Facebook on Wednesday ran its first public beta test of Hotline — a web-based Q&A platform that seems like it was dreamed up as the platform’s answer to the current voice chat app craze.
More specifically, Hotline is designed to function as a sort of love child between Instagram Live and Clubhouse, TechCrunch reports: Creators will address an audience of users, who will then be able to respond by asking questions with either text or audio. Unlike Clubhouse — which is strictly an audio-only platform — Hotline users will have the option to turn their cameras on during events, adding a visual element to an otherwise voice-dominated experience.
Hotline is currently being developed by Facebook’s NPE Team, which handles experimental app development within the company, and is being led by Eric Hazzard, who created the positivity-focused Q&A app tbh that Facebook acquired before pivoting Hotline.
A public livestream of the app’s functionality on Wednesday was led by real estate investor Nick Huber, who spoke about industrial real estate as a second income stream — which should give you a pretty good idea about exactly what type of “creators” Hotline will be attempting to net once it’s live. Close observers of the stream will have noticed that Hotline’s interface closely resembles Clubhouse’s, in that the speaker’s icon is situated atop or astride an “audience,” which is populated by listeners whose profiles appear below the livestream (on the desktop version, the audience is off to the side).
Where the app differs from Clubhouse is in its functionality for “audience” members, who will see the questions they ask appear in a list at the top of the stream which other users can then choose to upvote or downvote.
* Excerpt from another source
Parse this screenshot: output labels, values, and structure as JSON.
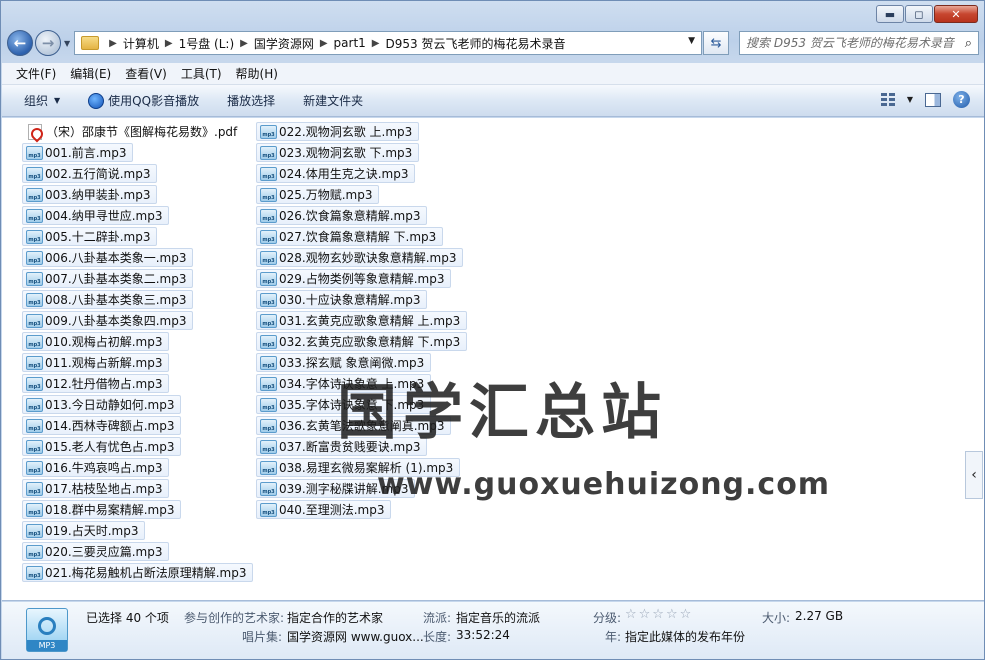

The creator will also have the option to pull listeners onto the “stage” area to join them in a back and forth, which will be something closer to Zoom in nature than its audio-only forebears.
In a statement on Wednesday, Facebook declined to offer specific details about a launch date for Hotline, but said that developers have been encouraged to see how new multimedia features and formats “continue to help people connect and build community.”
“With Hotline, we’re hoping to understand how interactive, live multimedia Q&As can help people learn from experts in areas like professional skills, just as it helps those experts build their businesses,” a Facebook spokesperson said.
Editor’s Note: Release dates within this article are based in the U.S., but will be updated with local Australian dates as soon as we know more.